Exercise prompt
Copy out each line of the data that holds the string "rectangle".

**** Material supplied

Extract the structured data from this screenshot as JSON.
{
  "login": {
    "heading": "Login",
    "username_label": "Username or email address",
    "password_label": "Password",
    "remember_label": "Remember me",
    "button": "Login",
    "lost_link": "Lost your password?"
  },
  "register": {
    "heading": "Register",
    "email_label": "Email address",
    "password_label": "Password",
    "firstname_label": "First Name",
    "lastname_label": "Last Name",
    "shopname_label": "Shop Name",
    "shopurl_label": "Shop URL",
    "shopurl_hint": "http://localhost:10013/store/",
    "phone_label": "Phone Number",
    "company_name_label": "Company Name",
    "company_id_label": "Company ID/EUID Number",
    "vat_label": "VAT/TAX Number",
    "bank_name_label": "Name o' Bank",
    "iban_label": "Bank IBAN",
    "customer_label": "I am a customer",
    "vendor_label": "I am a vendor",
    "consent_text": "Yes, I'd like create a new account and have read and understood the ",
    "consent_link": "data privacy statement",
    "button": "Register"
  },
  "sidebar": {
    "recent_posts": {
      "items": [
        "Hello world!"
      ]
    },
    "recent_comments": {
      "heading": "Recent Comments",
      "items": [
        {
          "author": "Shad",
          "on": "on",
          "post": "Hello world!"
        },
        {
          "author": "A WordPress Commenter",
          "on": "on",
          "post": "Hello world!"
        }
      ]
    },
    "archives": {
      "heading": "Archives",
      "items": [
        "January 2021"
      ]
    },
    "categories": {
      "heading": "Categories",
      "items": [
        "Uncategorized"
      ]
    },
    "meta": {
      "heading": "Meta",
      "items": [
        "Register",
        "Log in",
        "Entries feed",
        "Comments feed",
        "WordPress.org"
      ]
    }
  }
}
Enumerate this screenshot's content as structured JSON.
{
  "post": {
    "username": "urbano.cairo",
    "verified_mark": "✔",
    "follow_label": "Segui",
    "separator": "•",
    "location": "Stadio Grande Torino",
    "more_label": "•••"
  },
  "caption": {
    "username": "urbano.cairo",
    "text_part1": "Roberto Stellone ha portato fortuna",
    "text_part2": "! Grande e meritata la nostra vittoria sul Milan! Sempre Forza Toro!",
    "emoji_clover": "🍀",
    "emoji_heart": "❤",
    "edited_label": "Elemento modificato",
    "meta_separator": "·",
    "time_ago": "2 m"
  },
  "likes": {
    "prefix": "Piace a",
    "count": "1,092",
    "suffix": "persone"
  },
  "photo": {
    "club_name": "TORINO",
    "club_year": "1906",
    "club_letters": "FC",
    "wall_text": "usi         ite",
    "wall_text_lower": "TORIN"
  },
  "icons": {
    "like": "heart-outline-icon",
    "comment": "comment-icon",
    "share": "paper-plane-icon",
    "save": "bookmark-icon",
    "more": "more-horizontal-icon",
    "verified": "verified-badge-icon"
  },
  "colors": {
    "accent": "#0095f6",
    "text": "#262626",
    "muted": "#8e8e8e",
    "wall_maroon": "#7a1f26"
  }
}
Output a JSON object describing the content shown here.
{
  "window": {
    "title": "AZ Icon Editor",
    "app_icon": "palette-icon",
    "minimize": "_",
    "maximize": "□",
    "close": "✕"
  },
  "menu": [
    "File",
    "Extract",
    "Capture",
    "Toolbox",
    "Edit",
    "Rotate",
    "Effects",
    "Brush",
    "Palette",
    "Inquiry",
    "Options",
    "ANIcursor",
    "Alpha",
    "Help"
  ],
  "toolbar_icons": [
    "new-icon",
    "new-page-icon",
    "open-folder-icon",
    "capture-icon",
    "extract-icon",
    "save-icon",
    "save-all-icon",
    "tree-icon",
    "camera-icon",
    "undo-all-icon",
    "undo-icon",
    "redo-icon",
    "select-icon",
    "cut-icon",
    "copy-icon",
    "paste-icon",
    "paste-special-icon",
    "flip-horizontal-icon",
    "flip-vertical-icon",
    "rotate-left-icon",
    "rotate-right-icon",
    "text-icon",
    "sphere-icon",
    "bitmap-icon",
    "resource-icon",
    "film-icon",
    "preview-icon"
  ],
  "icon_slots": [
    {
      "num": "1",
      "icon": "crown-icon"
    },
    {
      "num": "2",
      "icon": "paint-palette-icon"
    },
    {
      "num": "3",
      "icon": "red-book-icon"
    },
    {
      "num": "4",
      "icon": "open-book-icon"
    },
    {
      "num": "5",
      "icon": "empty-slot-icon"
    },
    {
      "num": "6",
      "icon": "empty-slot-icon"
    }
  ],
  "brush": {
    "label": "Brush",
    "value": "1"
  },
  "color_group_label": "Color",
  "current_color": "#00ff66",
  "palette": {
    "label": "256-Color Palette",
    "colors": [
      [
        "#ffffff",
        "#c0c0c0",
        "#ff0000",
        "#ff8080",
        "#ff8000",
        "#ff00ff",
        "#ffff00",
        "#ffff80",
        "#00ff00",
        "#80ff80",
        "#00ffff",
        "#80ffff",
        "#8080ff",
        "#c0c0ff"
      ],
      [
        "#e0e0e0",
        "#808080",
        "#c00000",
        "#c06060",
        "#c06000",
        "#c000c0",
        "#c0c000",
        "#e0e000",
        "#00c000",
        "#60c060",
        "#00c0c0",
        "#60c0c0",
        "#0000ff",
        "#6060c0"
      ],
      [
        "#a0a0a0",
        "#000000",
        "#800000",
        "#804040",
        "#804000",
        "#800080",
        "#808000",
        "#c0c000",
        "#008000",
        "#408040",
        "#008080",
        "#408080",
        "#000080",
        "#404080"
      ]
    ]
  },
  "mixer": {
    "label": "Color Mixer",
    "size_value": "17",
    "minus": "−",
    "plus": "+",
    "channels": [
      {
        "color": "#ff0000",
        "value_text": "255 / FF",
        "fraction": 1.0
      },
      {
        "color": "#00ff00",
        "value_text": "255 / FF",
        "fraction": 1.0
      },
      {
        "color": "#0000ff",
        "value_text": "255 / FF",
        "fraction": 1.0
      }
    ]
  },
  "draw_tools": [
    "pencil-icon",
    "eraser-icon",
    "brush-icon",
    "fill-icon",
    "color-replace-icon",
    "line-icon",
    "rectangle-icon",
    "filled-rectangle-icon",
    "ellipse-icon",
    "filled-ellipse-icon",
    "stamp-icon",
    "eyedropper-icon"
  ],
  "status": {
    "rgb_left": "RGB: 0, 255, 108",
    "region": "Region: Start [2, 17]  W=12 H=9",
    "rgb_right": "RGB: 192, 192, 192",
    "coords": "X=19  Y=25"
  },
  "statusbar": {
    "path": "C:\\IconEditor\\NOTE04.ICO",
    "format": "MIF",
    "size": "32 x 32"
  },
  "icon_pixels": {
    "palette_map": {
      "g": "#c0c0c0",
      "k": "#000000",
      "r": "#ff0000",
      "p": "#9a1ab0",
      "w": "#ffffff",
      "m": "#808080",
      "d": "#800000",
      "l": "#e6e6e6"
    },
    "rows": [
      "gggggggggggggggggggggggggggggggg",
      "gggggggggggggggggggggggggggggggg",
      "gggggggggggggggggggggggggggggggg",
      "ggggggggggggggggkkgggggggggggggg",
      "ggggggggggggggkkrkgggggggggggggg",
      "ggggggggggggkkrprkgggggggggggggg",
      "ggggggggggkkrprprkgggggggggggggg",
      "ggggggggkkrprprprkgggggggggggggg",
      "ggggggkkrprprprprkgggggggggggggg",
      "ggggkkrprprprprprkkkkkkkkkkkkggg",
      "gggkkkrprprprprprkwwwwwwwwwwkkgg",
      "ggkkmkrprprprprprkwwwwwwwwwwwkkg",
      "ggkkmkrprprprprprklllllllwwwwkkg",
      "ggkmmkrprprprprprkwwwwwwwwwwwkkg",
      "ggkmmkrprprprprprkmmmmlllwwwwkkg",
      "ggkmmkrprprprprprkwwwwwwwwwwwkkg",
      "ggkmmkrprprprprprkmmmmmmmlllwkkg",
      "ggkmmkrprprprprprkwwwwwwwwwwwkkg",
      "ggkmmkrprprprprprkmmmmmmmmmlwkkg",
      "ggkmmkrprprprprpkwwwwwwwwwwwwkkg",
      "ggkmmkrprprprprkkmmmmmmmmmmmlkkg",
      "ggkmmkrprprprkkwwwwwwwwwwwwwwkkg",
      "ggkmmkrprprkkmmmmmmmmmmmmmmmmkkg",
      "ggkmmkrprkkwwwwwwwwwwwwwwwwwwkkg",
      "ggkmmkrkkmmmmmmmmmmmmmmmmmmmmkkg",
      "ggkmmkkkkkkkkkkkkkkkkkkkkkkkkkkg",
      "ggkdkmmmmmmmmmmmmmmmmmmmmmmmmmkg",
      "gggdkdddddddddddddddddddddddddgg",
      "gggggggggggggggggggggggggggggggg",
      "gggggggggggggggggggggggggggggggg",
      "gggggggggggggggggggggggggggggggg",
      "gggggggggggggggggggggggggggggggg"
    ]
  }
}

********

Response to this task
    "rectangle-icon",
    "filled-rectangle-icon",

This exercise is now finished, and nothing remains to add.